## TASK GOAL
Please copy out each line of the entries in which "JSON" appears.

(Dataset rows describing interfaces)
┌──

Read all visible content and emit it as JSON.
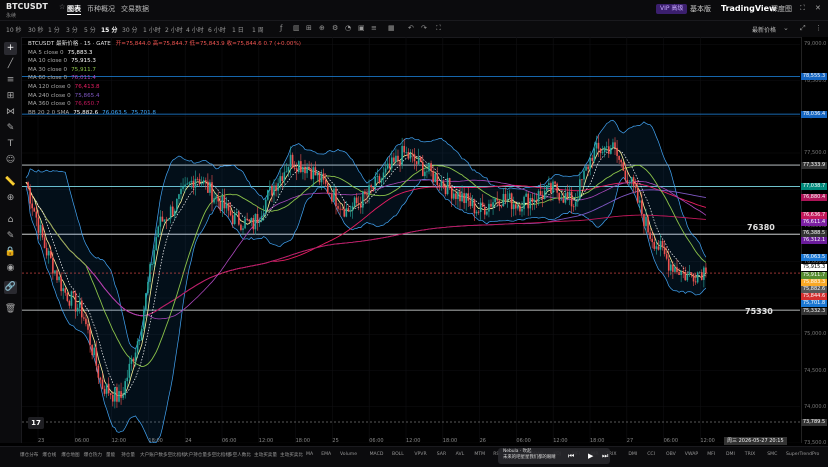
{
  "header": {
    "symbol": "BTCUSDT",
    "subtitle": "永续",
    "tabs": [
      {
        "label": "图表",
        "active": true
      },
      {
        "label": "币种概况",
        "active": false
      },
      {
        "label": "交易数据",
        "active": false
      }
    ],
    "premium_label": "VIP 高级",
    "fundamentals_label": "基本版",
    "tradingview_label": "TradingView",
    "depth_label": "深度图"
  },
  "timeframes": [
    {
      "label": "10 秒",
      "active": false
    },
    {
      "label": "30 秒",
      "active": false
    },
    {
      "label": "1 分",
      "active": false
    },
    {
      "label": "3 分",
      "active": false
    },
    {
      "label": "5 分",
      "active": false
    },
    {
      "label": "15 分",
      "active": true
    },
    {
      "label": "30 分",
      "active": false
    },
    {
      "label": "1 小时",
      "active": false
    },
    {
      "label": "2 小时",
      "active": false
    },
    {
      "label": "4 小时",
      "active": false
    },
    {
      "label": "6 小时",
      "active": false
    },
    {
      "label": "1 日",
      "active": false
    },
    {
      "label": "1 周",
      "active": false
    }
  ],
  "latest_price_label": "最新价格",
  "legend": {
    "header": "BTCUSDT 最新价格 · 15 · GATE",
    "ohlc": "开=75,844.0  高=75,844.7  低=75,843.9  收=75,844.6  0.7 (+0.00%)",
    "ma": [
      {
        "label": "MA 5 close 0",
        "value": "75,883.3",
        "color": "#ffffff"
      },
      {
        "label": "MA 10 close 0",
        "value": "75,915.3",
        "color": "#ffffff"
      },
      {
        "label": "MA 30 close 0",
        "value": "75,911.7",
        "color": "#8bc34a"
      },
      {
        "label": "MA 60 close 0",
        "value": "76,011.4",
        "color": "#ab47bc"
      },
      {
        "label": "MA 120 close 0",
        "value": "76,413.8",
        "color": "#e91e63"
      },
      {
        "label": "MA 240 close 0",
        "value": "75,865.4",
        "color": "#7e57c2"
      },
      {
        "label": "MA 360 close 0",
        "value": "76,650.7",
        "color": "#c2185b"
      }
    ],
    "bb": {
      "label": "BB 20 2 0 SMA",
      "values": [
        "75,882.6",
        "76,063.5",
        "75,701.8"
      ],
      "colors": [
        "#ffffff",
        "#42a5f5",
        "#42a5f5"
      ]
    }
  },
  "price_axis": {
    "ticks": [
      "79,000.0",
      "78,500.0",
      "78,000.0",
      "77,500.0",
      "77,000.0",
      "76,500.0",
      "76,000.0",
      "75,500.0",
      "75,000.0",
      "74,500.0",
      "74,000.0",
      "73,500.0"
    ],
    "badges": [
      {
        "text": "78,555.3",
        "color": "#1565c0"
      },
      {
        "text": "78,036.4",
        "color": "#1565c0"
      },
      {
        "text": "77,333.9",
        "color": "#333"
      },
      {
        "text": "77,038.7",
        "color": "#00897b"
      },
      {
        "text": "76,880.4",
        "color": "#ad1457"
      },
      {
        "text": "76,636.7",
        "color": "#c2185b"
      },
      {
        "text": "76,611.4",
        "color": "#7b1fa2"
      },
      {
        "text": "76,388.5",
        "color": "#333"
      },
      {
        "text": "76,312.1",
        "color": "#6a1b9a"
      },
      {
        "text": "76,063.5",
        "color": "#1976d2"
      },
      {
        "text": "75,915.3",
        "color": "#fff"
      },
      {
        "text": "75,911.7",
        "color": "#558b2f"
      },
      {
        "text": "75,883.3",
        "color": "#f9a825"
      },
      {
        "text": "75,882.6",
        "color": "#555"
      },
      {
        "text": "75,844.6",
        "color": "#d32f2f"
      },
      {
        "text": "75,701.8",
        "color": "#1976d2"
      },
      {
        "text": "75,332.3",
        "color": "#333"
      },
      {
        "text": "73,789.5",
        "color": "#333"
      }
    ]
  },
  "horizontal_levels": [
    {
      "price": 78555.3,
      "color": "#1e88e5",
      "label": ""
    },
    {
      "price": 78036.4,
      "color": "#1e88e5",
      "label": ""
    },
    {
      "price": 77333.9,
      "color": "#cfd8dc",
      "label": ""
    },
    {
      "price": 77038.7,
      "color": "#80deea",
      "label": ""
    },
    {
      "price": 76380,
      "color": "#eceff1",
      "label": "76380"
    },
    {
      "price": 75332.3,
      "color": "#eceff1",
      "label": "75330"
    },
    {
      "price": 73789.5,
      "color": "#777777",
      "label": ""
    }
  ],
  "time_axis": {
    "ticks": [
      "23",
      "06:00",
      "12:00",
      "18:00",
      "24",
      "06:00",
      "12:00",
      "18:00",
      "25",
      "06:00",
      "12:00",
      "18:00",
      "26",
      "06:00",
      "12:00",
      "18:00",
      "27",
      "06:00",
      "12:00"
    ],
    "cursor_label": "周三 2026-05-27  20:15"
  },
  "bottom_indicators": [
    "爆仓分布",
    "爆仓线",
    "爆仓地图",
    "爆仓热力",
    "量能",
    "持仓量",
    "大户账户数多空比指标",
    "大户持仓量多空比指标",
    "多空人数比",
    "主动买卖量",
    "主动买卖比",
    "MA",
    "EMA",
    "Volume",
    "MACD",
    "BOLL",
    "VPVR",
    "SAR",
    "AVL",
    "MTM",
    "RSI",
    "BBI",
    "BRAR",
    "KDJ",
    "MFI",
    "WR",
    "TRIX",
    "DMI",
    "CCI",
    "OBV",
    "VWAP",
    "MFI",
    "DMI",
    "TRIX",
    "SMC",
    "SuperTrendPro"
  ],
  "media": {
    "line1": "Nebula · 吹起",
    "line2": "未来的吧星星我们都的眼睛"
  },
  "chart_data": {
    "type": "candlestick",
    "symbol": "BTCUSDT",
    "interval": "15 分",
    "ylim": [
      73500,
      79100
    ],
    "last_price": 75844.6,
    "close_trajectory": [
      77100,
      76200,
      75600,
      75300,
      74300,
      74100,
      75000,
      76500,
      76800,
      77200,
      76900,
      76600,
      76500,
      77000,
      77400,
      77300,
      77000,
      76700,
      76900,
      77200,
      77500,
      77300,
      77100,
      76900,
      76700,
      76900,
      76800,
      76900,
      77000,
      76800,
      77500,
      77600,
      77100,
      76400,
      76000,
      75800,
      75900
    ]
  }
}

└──
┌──

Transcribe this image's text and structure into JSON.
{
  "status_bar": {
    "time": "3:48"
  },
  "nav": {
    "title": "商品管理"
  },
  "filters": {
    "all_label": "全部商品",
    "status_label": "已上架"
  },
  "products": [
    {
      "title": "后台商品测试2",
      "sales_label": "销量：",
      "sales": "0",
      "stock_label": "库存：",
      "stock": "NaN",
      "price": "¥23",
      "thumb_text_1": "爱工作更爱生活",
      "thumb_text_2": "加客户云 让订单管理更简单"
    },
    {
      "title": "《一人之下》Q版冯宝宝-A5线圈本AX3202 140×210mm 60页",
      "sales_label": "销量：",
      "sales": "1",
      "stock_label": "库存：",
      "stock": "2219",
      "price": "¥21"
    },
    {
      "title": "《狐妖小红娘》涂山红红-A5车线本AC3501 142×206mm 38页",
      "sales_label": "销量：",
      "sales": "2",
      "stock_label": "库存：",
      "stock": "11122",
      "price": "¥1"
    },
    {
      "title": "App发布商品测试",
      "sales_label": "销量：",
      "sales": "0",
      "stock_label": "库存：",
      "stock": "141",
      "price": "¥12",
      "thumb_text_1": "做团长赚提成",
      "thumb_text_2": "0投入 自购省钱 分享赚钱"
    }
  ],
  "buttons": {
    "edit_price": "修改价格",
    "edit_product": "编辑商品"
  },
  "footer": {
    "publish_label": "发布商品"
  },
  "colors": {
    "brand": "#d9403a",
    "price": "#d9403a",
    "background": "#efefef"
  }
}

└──

## EXERCISE ANSWER
Read all visible content and emit it as JSON.
Transcribe this image's text and structure into JSON.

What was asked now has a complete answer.